But WellPoint with Amerigroup will have about 4.5 million Medicaid members, pushing it ahead of UnitedHealth Group Inc. (UNH).
A typical dual patient might be on Medicare due to age and on Medicaid because chronic health problems drained their savings, although younger patients with disabilities are also in the system. These are "among the sickest and the poorest" people covered by the government, the Kaiser Family Foundation has said.
These patients can rack up significant expenses. WellPoint noted they represent about 20% of the Medicare population but 31% of costs. On the Medicaid side, they represent 15% of enrollment but 39% of costs.
The company highlighted 13 states with "near-term dual eligible opportunities," including big ones like California, Texas, Florida and New York, where the combined WellPoint/Amerigroup will have a presence. Overall, the 19 states where the companies have operations comprise more than $180 billion in spending on dual patients, significantly more than half of overall U.S. spending.
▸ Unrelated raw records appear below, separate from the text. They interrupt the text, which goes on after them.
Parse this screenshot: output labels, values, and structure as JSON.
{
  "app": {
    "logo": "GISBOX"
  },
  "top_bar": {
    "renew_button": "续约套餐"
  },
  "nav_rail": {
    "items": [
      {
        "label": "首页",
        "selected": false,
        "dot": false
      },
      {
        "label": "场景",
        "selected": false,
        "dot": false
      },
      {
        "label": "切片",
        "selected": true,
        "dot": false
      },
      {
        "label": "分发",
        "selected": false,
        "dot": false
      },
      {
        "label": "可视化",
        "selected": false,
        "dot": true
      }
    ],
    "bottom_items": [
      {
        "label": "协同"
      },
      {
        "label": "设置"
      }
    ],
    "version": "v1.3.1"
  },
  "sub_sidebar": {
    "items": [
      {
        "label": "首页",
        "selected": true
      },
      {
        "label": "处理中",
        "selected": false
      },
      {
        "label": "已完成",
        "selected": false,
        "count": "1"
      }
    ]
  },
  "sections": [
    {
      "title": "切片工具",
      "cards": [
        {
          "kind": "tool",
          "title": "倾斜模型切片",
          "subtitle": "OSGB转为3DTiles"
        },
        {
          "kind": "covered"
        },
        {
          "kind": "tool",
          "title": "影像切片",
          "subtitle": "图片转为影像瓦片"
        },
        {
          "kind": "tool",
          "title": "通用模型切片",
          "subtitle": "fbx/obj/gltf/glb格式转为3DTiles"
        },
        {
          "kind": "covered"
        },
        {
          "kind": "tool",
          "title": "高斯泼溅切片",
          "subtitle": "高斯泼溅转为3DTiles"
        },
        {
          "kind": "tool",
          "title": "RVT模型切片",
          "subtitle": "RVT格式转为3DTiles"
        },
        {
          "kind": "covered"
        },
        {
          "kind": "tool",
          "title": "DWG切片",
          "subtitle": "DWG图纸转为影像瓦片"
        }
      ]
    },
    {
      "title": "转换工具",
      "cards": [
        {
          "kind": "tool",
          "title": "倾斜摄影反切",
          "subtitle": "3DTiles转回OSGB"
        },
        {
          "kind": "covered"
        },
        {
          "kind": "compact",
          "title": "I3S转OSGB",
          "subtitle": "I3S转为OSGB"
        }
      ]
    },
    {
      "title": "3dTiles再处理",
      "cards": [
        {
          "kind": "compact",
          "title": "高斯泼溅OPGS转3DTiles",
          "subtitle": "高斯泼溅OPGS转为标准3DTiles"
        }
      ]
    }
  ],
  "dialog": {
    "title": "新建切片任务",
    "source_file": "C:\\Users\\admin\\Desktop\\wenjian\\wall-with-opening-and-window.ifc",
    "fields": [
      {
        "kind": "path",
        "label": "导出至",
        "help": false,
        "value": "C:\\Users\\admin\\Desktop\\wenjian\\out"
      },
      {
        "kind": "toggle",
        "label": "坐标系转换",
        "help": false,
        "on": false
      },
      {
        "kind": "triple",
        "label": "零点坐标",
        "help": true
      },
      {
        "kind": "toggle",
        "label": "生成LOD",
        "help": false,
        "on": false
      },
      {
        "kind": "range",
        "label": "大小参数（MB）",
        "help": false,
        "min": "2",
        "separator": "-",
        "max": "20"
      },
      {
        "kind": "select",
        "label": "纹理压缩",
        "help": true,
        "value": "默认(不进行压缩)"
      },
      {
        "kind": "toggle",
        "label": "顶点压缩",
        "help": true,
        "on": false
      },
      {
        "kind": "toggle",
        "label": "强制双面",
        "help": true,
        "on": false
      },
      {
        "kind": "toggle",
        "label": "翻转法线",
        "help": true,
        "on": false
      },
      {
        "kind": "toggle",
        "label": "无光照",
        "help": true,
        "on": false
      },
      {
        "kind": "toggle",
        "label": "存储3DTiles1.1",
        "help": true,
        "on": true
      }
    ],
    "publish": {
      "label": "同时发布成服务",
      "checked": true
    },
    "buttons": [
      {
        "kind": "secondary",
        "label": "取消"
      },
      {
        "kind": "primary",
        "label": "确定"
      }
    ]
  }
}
WellPoint is the first big managed-care firm to pull the trigger on buying a Medicaid insurer to target this opportunity, but the market clearly anticipates there could be more to follow. Shares of Centene Corp. (CNC), Molina Healthcare Inc. (MOH) and WellCare Health Plans Inc. (WCG) soared at least 17% on the news their competitor Amerigroup was being bought out.
Still, some industry executives previously talked down the idea of buying Medicaid insurers because of high stock prices and tight profit margins. Humana Inc. (HUM), which has a big focus on Medicare plans but limited presence in Medicaid, has preferred to go the partnership route, for example. It already has struck up an alliance with a big Medicaid provider in Ohio and is aiming for more.
The chase for the duals market also carries some risks. Insurers in Kentucky and Texas have recently run into problems where costs for new or expanded Medicaid markets were much higher than expected, exceeding premium revenue, which hurts earnings. Considering dual-eligible patients tend to have much more complicated--and expensive--problems than those often covered by traditional Medicaid plans, an unexpected cost problem could cause significant trouble.
Susquehanna Financial analyst Chris Rigg believes duals are best managed inside big firms that have cushion to handle potential cost problems that flare up. "A lot more revenue equals a lot more risk" in the duals market, he said.
Then again, better management of high-cost patients offers the opportunity for big savings. WellPoint is betting it has assembled the right combination of tools to get the job done.
"We clearly recognize those risks," Wayne DeVeydt, WellPoint's chief financial officer, told reporters Monday.
Write to Jon Kamp at email@example.com